== WHAT YOU HAVE TO DO ==
Within the material below, how many lines include the word "https"? Only the number should be given.

== EXTRACTED RECORDS ==
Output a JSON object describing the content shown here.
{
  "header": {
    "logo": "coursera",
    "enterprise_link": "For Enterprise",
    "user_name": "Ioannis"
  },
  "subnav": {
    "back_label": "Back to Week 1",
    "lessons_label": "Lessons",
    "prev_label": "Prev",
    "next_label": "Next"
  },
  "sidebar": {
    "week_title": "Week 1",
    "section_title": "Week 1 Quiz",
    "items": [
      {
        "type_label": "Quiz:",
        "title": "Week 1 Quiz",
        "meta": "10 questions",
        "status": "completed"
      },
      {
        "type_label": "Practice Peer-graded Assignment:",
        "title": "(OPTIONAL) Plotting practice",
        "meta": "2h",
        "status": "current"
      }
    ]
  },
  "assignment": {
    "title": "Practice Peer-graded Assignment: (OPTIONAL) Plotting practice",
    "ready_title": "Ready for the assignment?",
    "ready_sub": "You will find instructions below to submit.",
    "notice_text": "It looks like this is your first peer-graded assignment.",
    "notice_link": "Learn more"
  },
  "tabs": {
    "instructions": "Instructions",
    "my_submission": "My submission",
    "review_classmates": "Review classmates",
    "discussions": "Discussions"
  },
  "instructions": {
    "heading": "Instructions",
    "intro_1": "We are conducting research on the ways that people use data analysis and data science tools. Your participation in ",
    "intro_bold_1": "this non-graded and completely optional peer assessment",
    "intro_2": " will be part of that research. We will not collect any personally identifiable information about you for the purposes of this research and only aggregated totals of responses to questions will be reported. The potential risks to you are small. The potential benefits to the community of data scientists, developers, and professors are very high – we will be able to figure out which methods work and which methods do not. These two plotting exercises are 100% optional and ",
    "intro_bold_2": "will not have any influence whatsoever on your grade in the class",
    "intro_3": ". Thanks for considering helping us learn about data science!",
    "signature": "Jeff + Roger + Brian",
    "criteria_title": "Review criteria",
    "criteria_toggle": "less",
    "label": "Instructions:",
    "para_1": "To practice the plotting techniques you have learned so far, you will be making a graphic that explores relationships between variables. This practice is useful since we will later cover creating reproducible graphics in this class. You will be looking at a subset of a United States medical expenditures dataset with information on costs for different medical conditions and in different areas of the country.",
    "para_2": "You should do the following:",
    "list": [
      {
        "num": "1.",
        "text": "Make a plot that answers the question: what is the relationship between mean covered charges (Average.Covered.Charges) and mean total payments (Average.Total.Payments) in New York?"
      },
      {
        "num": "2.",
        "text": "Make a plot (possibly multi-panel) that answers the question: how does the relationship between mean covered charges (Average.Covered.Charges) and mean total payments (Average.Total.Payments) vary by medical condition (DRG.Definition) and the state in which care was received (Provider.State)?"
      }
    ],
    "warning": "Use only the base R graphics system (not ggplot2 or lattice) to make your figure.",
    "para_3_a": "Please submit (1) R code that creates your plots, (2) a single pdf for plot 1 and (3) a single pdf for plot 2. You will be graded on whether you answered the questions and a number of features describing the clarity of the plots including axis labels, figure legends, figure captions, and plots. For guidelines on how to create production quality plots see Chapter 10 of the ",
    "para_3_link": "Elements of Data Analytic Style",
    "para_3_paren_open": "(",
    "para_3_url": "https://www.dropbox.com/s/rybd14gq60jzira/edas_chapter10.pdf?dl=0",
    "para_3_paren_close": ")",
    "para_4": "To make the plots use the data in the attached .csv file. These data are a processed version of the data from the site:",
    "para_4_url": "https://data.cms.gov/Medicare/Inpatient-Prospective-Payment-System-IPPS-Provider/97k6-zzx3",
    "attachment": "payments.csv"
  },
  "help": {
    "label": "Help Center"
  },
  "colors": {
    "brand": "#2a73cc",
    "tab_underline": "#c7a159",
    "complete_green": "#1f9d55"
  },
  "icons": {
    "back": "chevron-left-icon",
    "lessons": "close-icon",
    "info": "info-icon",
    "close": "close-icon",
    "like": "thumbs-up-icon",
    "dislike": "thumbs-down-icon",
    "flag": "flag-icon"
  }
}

== TASK SOLUTION ==
2